|Cited Patent||Filing date||Publication date||Applicant||Title|
|US831905 *||Apr 22, 1905||Sep 25, 1906||James Crawford Thom||Can-machine.|
|US935229 *||Jun 19, 1908||Sep 28, 1909||Walter J Phelps||Can-fluxing machine.|
|US2468922 *||Dec 12, 1944||May 3, 1949||Thomas L Cook||Machine for applying labels to containers|
|US2808806 *||Mar 21, 1955||Oct 8, 1957||Schaefer Brewing Co||Keg striping device|
|US3394680 *||Sep 21, 1966||Jul 30, 1968||Electra Mfg Company||Machine for applying to cylindrical objects a controlled thickness of electrical coating material|
|US3479200 *||Mar 12, 1965||Nov 18, 1969||Western Electric Co||Method of and apparatus for coating articles|
|Citing Patent||Filing date||Publication date||Applicant||Title|
|US4278711 *||Jan 14, 1980||Jul 14, 1981||Ball Corporation||Apparatus and method for the lubrication of cans|
|US4282269 *||Jul 14, 1980||Aug 4, 1981||Sprague Electric Company||Electronic component with radiation-hardenable coating|
|US4336311 *||Aug 25, 1980||Jun 22, 1982||Sprague Electric Company||Humidity- and salt-resistant electronic component|
|US4514468 *||May 26, 1983||Apr 30, 1985||Sprague Electric Company||Electronic component with UV-cured coating|
|US7913642||Mar 29, 2011||Boston Scientific Scimed, Inc.||Film coating medical devices|
|US20080095921 *||Sep 20, 2007||Apr 24, 2008||Boston Scientific Scimed, Inc.||Film coating medical devices|
|EP0032212A2 *||Dec 12, 1980||Jul 22, 1981||Ball Corporation||Apparatus and method for the lubrication of cans|
|WO2008051339A1 *||Sep 20, 2007||May 2, 2008||Boston Scientific Limited||Film coating medical devices|
|U.S. Classification||118/642, 118/416, 118/109, 174/551, 118/107, 174/556, 118/264|
|International Classification||H01G13/00, H01G9/08|
|Nov 6, 1989||AS||Assignment|
Owner name: ARCOTRONICS INC., DELAWARE
Free format text: ASSIGNMENT OF ASSIGNORS INTEREST.;ASSIGNOR:EMHART INDUSTRIES, INC.;REEL/FRAME:005315/0528
Effective date: 19890924
|Oct 16, 1990||AS||Assignment|
Owner name: U.S. CAPACITORS INC., A CORP OF DE
Free format text: CHANGE OF NAME;ASSIGNOR:ARCOTRONICS INC., A CORP OF DE;REEL/FRAME:005481/0168

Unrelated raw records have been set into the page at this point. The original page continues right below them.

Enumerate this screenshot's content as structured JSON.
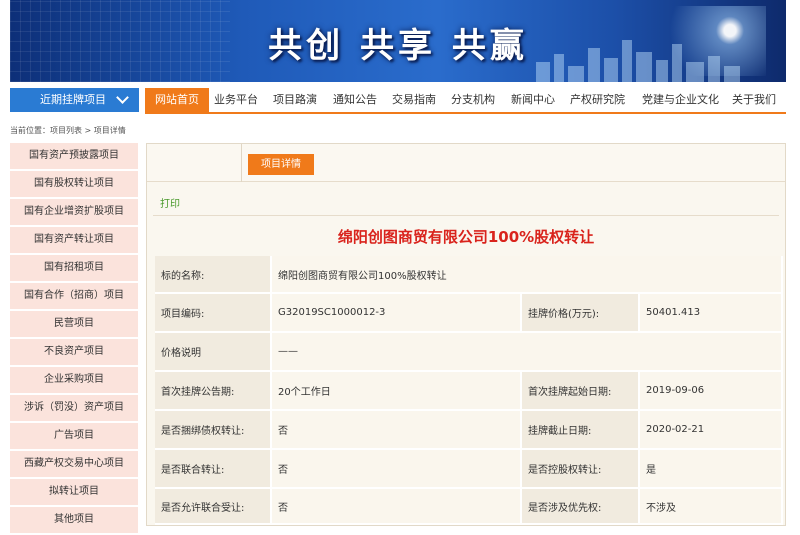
{
  "banner": {
    "slogan": "共创 共享 共赢"
  },
  "nav": {
    "recent_label": "近期挂牌项目",
    "items": [
      "网站首页",
      "业务平台",
      "项目路演",
      "通知公告",
      "交易指南",
      "分支机构",
      "新闻中心",
      "产权研究院",
      "党建与企业文化",
      "关于我们"
    ]
  },
  "breadcrumb": "当前位置：项目列表 > 项目详情",
  "sidebar": {
    "items": [
      "国有资产预披露项目",
      "国有股权转让项目",
      "国有企业增资扩股项目",
      "国有资产转让项目",
      "国有招租项目",
      "国有合作（招商）项目",
      "民营项目",
      "不良资产项目",
      "企业采购项目",
      "涉诉（罚没）资产项目",
      "广告项目",
      "西藏产权交易中心项目",
      "拟转让项目",
      "其他项目"
    ]
  },
  "detail": {
    "tab_label": "项目详情",
    "print_label": "打印",
    "title": "绵阳创图商贸有限公司100%股权转让",
    "rows": {
      "r0": {
        "label": "标的名称:",
        "value": "绵阳创图商贸有限公司100%股权转让"
      },
      "r1": {
        "label": "项目编码:",
        "value": "G32019SC1000012-3",
        "label2": "挂牌价格(万元):",
        "value2": "50401.413"
      },
      "r2": {
        "label": "价格说明",
        "value": "——"
      },
      "r3": {
        "label": "首次挂牌公告期:",
        "value": "20个工作日",
        "label2": "首次挂牌起始日期:",
        "value2": "2019-09-06"
      },
      "r4": {
        "label": "是否捆绑债权转让:",
        "value": "否",
        "label2": "挂牌截止日期:",
        "value2": "2020-02-21"
      },
      "r5": {
        "label": "是否联合转让:",
        "value": "否",
        "label2": "是否控股权转让:",
        "value2": "是"
      },
      "r6": {
        "label": "是否允许联合受让:",
        "value": "否",
        "label2": "是否涉及优先权:",
        "value2": "不涉及"
      }
    }
  },
  "colors": {
    "accent": "#f07a1a",
    "nav_blue": "#2a7bd3",
    "title_red": "#d9231c",
    "sidebar_bg": "#fbe3dc"
  }
}
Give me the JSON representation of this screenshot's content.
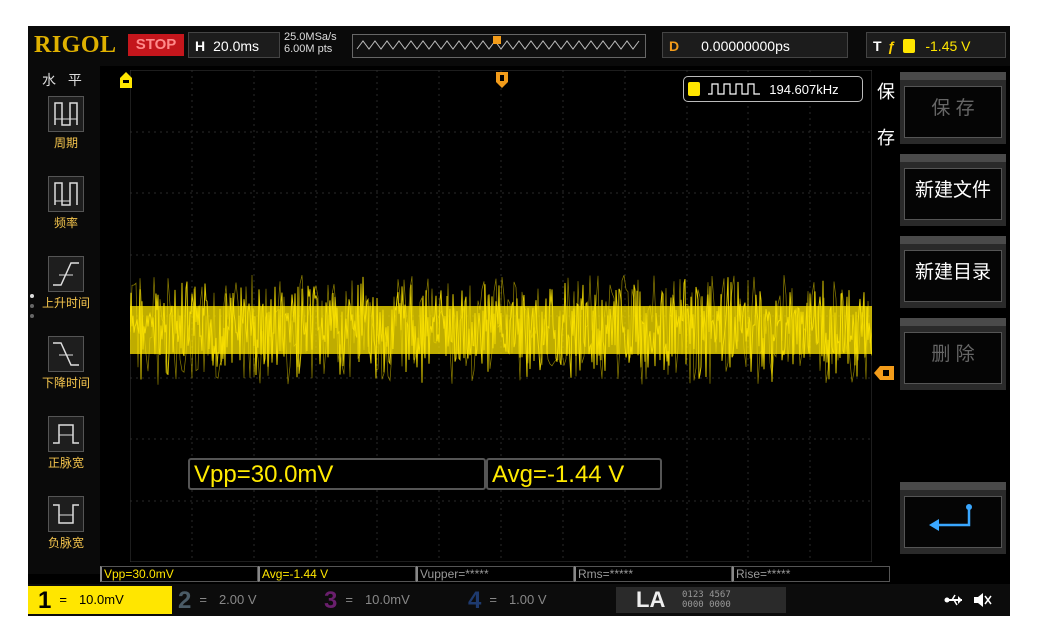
{
  "header": {
    "brand": "RIGOL",
    "run_state": "STOP",
    "horizontal_key": "H",
    "timebase": "20.0ms",
    "sample_rate": "25.0MSa/s",
    "memory_depth": "6.00M pts",
    "delay_key": "D",
    "delay_value": "0.00000000ps",
    "trigger_key": "T",
    "trigger_channel": "1",
    "trigger_level": "-1.45 V"
  },
  "left_panel": {
    "title": "水 平",
    "items": [
      {
        "label": "周期",
        "icon": "period-icon"
      },
      {
        "label": "频率",
        "icon": "frequency-icon"
      },
      {
        "label": "上升时间",
        "icon": "rise-time-icon"
      },
      {
        "label": "下降时间",
        "icon": "fall-time-icon"
      },
      {
        "label": "正脉宽",
        "icon": "positive-width-icon"
      },
      {
        "label": "负脉宽",
        "icon": "negative-width-icon"
      }
    ]
  },
  "frequency_counter": {
    "channel": "1",
    "value": "194.607kHz"
  },
  "measurements_big": {
    "vpp": "Vpp=30.0mV",
    "avg": "Avg=-1.44 V"
  },
  "measurements_row": [
    "Vpp=30.0mV",
    "Avg=-1.44 V",
    "Vupper=*****",
    "Rms=*****",
    "Rise=*****"
  ],
  "right_menu": {
    "title": "保存",
    "title_chars": [
      "保",
      "存"
    ],
    "buttons": [
      {
        "label": "保 存",
        "enabled": false
      },
      {
        "label": "新建文件",
        "enabled": true
      },
      {
        "label": "新建目录",
        "enabled": true
      },
      {
        "label": "删 除",
        "enabled": false
      },
      {
        "label": "",
        "icon": "return-icon",
        "enabled": true
      }
    ]
  },
  "channels": [
    {
      "num": "1",
      "coupling": "=",
      "scale": "10.0mV",
      "active": true,
      "color": "#ffe600"
    },
    {
      "num": "2",
      "coupling": "=",
      "scale": "2.00 V",
      "active": false,
      "color": "#4a5b66"
    },
    {
      "num": "3",
      "coupling": "=",
      "scale": "10.0mV",
      "active": false,
      "color": "#6a1f6d"
    },
    {
      "num": "4",
      "coupling": "=",
      "scale": "1.00 V",
      "active": false,
      "color": "#1e3a6e"
    }
  ],
  "la": {
    "label": "LA",
    "bits_top": "0123 4567",
    "bits_bottom": "0000 0000"
  },
  "colors": {
    "ch1": "#ffe600",
    "brand": "#e0b100",
    "stop": "#c4161c",
    "delay_key": "#f39c1a"
  },
  "icons": [
    "usb-icon",
    "speaker-mute-icon",
    "trigger-position-icon",
    "trigger-level-icon",
    "horizontal-marker-icon"
  ]
}
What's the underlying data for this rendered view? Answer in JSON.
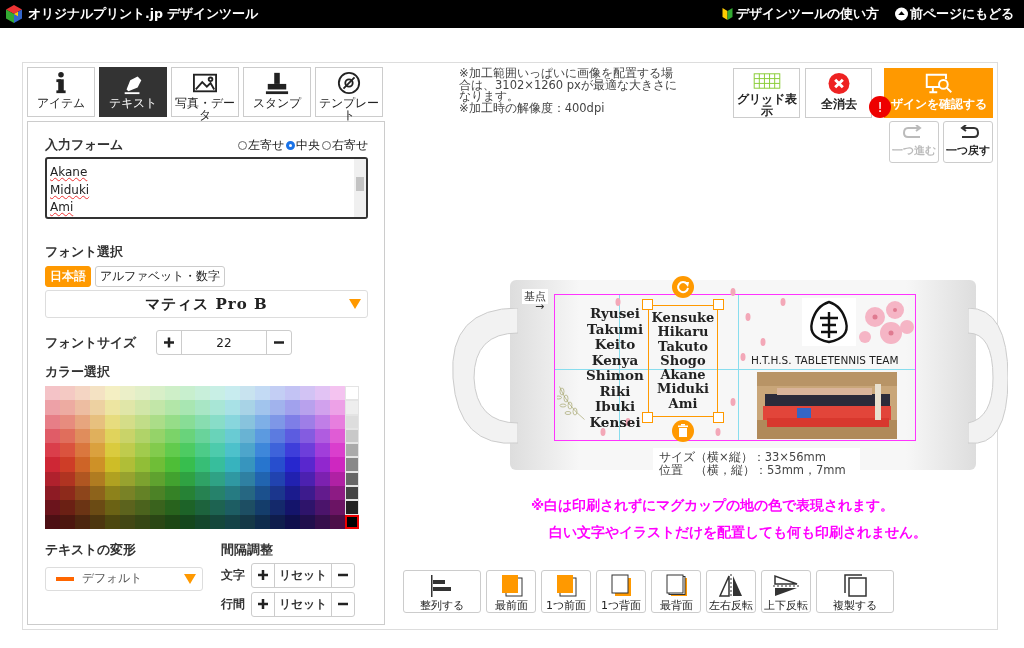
{
  "header": {
    "logo_text": "オリジナルプリント.jp デザインツール",
    "links": [
      {
        "label": "デザインツールの使い方",
        "kind": "guide"
      },
      {
        "label": "前ページにもどる",
        "kind": "back"
      }
    ]
  },
  "tabs": [
    {
      "label": "アイテム",
      "kind": "item",
      "selected": false
    },
    {
      "label": "テキスト",
      "kind": "text",
      "selected": true
    },
    {
      "label": "写真・データ",
      "selected": false
    },
    {
      "label": "スタンプ",
      "kind": "stamp",
      "selected": false
    },
    {
      "label": "テンプレート",
      "kind": "template",
      "selected": false
    }
  ],
  "text_panel": {
    "input_label": "入力フォーム",
    "alignment": [
      {
        "label": "左寄せ",
        "selected": false
      },
      {
        "label": "中央",
        "selected": true
      },
      {
        "label": "右寄せ",
        "selected": false
      }
    ],
    "input_lines": [
      "Akane",
      "Miduki",
      "Ami"
    ],
    "font_label": "フォント選択",
    "font_tabs": [
      {
        "label": "日本語",
        "selected": true
      },
      {
        "label": "アルファベット・数字",
        "selected": false
      }
    ],
    "font": "マティス Pro B",
    "size_label": "フォントサイズ",
    "size": "22",
    "color_label": "カラー選択",
    "gray_swatches": [
      {
        "color": "#ffffff",
        "selected": false
      },
      {
        "color": "#eeeeee",
        "selected": false
      },
      {
        "color": "#dddddd",
        "selected": false
      },
      {
        "color": "#c8c8c8",
        "selected": false
      },
      {
        "color": "#aaaaaa",
        "selected": false
      },
      {
        "color": "#888888",
        "selected": false
      },
      {
        "color": "#666666",
        "selected": false
      },
      {
        "color": "#444444",
        "selected": false
      },
      {
        "color": "#222222",
        "selected": false
      },
      {
        "color": "#000000",
        "selected": true
      }
    ],
    "transform_label": "テキストの変形",
    "transform": "デフォルト",
    "spacing_label": "間隔調整",
    "spacing": [
      {
        "label": "文字",
        "reset": "リセット"
      },
      {
        "label": "行間",
        "reset": "リセット"
      }
    ]
  },
  "notes": [
    "※加工範囲いっぱいに画像を配置する場合は、3102×1260 pxが最適な大きさになります。",
    "※加工時の解像度：400dpi"
  ],
  "top_buttons": [
    {
      "label": "グリッド表示",
      "kind": "grid"
    },
    {
      "label": "全消去",
      "kind": "clear"
    },
    {
      "label": "ザインを確認する",
      "kind": "confirm",
      "badge": "!"
    }
  ],
  "history": [
    {
      "label": "一つ進む",
      "kind": "redo",
      "disabled": true
    },
    {
      "label": "一つ戻す",
      "kind": "undo",
      "disabled": false
    }
  ],
  "canvas": {
    "base_label": "基点",
    "base_arrow": "→",
    "column_1": [
      "Ryusei",
      "Takumi",
      "Keito",
      "Kenya",
      "Shimon",
      "Riki",
      "Ibuki",
      "Kensei"
    ],
    "column_2": [
      "Kensuke",
      "Hikaru",
      "Takuto",
      "Shogo",
      "Akane",
      "Miduki",
      "Ami"
    ],
    "team_text": "H.T.H.S. TABLETENNIS TEAM",
    "size": "サイズ（横×縦）：33×56mm",
    "position": "位置　（横，縦）：53mm，7mm"
  },
  "warnings": [
    "※白は印刷されずにマグカップの地の色で表現されます。",
    "白い文字やイラストだけを配置しても何も印刷されません。"
  ],
  "toolbar": [
    {
      "label": "整列する",
      "kind": "align"
    },
    {
      "label": "最前面",
      "kind": "front"
    },
    {
      "label": "1つ前面",
      "kind": "forward"
    },
    {
      "label": "1つ背面",
      "kind": "backward"
    },
    {
      "label": "最背面",
      "kind": "back"
    },
    {
      "label": "左右反転",
      "kind": "fliph"
    },
    {
      "label": "上下反転",
      "kind": "flipv"
    },
    {
      "label": "複製する",
      "kind": "duplicate"
    }
  ]
}
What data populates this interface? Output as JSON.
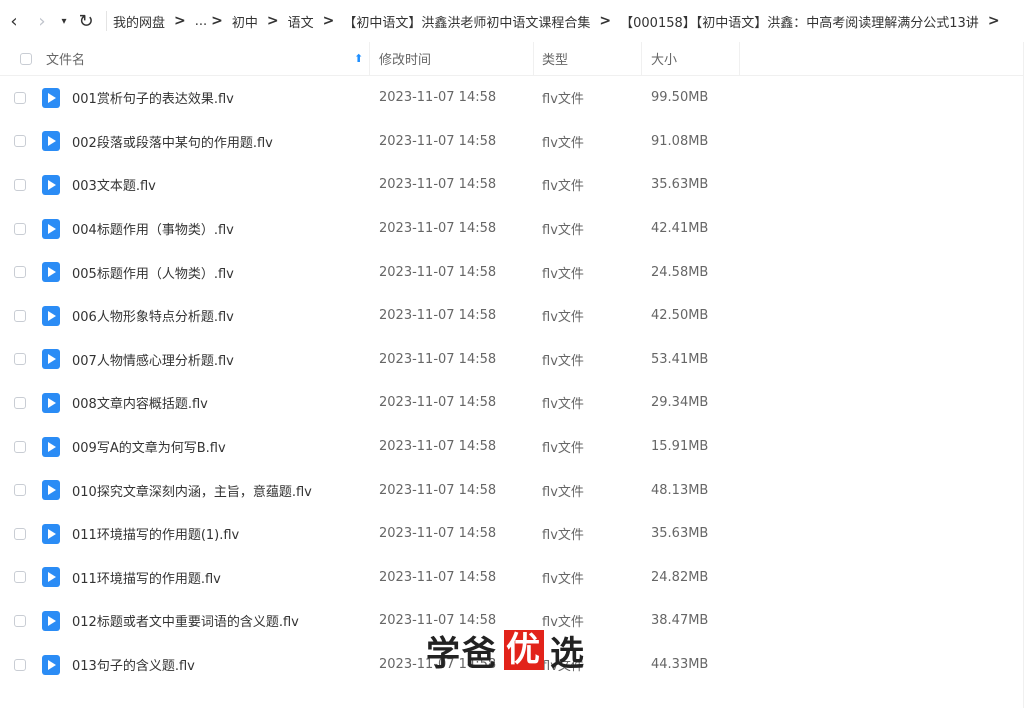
{
  "nav": {
    "back": "‹",
    "forward": "›",
    "dropdown": "▾",
    "refresh": "↻"
  },
  "breadcrumb": {
    "items": [
      "我的网盘",
      "...",
      "初中",
      "语文",
      "【初中语文】洪鑫洪老师初中语文课程合集",
      "【000158】【初中语文】洪鑫：中高考阅读理解满分公式13讲"
    ],
    "separator": ">"
  },
  "columns": {
    "name": "文件名",
    "time": "修改时间",
    "type": "类型",
    "size": "大小",
    "sort_arrow": "⬆"
  },
  "files": [
    {
      "name": "001赏析句子的表达效果.flv",
      "time": "2023-11-07 14:58",
      "type": "flv文件",
      "size": "99.50MB"
    },
    {
      "name": "002段落或段落中某句的作用题.flv",
      "time": "2023-11-07 14:58",
      "type": "flv文件",
      "size": "91.08MB"
    },
    {
      "name": "003文本题.flv",
      "time": "2023-11-07 14:58",
      "type": "flv文件",
      "size": "35.63MB"
    },
    {
      "name": "004标题作用（事物类）.flv",
      "time": "2023-11-07 14:58",
      "type": "flv文件",
      "size": "42.41MB"
    },
    {
      "name": "005标题作用（人物类）.flv",
      "time": "2023-11-07 14:58",
      "type": "flv文件",
      "size": "24.58MB"
    },
    {
      "name": "006人物形象特点分析题.flv",
      "time": "2023-11-07 14:58",
      "type": "flv文件",
      "size": "42.50MB"
    },
    {
      "name": "007人物情感心理分析题.flv",
      "time": "2023-11-07 14:58",
      "type": "flv文件",
      "size": "53.41MB"
    },
    {
      "name": "008文章内容概括题.flv",
      "time": "2023-11-07 14:58",
      "type": "flv文件",
      "size": "29.34MB"
    },
    {
      "name": "009写A的文章为何写B.flv",
      "time": "2023-11-07 14:58",
      "type": "flv文件",
      "size": "15.91MB"
    },
    {
      "name": "010探究文章深刻内涵，主旨，意蕴题.flv",
      "time": "2023-11-07 14:58",
      "type": "flv文件",
      "size": "48.13MB"
    },
    {
      "name": "011环境描写的作用题(1).flv",
      "time": "2023-11-07 14:58",
      "type": "flv文件",
      "size": "35.63MB"
    },
    {
      "name": "011环境描写的作用题.flv",
      "time": "2023-11-07 14:58",
      "type": "flv文件",
      "size": "24.82MB"
    },
    {
      "name": "012标题或者文中重要词语的含义题.flv",
      "time": "2023-11-07 14:58",
      "type": "flv文件",
      "size": "38.47MB"
    },
    {
      "name": "013句子的含义题.flv",
      "time": "2023-11-07 14:58",
      "type": "flv文件",
      "size": "44.33MB"
    }
  ],
  "watermark": {
    "part1": "学爸",
    "boxed": "优",
    "part2": "选",
    "box_color": "#e2231a"
  },
  "colors": {
    "accent": "#1f8fff",
    "file_icon": "#2b8cf5"
  }
}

Effective date: 19900507
|Aug 30, 1993||AS||Assignment|
Owner name: YOSEMITE INVESTMENTS, INC., INDIANA
Free format text: ASSIGNMENT OF ASSIGNORS INTEREST;ASSIGNOR:U.S. CAPACITORS INC.;REEL/FRAME:006740/0579
Effective date: 19901026